Holding onto the test rubber are Forgeline GA3R wheels. These forged and milled 6061-T6 aluminum race wheels are three-piece design, and feature titanium fasteners, I-beam spokes, heat-treated components, and a 2,100 pound rating.
Out on the track the car was visibly more planted from an external point of view. Grunewald was able to maintain more speed at turn-in, and hold the road at higher lateral G-loads. From a spectators perspective, the tires appeared to offer improved stability through, and beyond the apex of the corners, inspiring confidence in trackside photographers, and driver alike.
We sat down with Conrad after had run the M3 through the corners at Willow Springs; here’s what he had to say about the Toyo RR.
Grunewald: Regarding the Toyo RR, one thing that stood out isn’t necessarily that it corners that much better, or that it brakes that much better. It’s when you try to do two things with the tires that it stood out. When you’re trying to brake and turn, or accelerate and turn, that’s where the Toyos really stood out as having a lot more grip. It’s a proper slick tire. Compared to a street tire, the Toyo RRs really do a good job of combining forces on the car. Straight-line braking performance — yes is great but, it’s not amazing compared to a street tire. When you try to brake and turn it’s pretty amazing how much grip the tire actually gives you.
Turnology: Tires are not just about traction, driver feedback is an important part of knowing the limits of a car. How the tires respond to pressure, and driver inputs are just as important as their ultimate performance.
Grunewald: On the Toyo RR, the sidewall-to-tread grip felt pretty compliant. I really like the feel of it. I think we had too little tire pressure in it to begin with, we bumped it up a couple pounds and it made a huge difference. The car went about 2-tenths of a second faster when we went up on tire pressure just a couple pounds. It still had that really nice feel of sidewall movement to tread sliding. I think it’s important for the tire to communicate well with the driver, and that’s something it did really well.

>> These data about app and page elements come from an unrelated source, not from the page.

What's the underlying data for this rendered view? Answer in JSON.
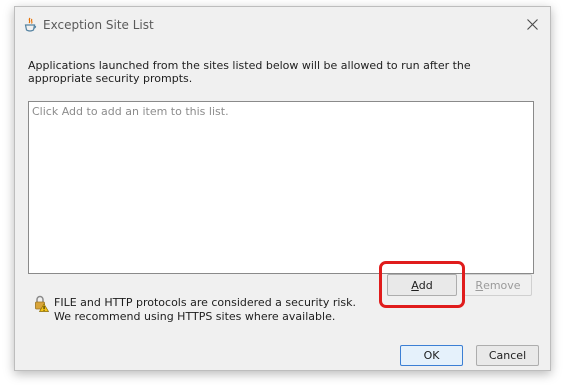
{
  "window": {
    "title": "Exception Site List",
    "icon": "java-icon",
    "close_icon": "close-icon"
  },
  "description": "Applications launched from the sites listed below will be allowed to run after the appropriate security prompts.",
  "list": {
    "placeholder": "Click Add to add an item to this list.",
    "items": []
  },
  "buttons": {
    "add_mnemonic": "A",
    "add_rest": "dd",
    "remove_mnemonic": "R",
    "remove_rest": "emove",
    "ok": "OK",
    "cancel": "Cancel"
  },
  "warning": {
    "icon": "lock-warning-icon",
    "line1": "FILE and HTTP protocols are considered a security risk.",
    "line2": "We recommend using HTTPS sites where available."
  },
  "annotation": {
    "color": "#e01c1c",
    "target": "Add"
  }
}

The Toyo RR, while retaining a DOT approval rating, is a real race slick. These tires are uncompromising in their design and performance. When paired with a vehicle equipped to compliment their characteristics they show what a difference the right rubber can make in terms of lap times and corner speeds. Even as a spectator the perceived increase in traction is impressive. If you have a track car in need or tires or have questions about applications for the RR, contact Toyo tires.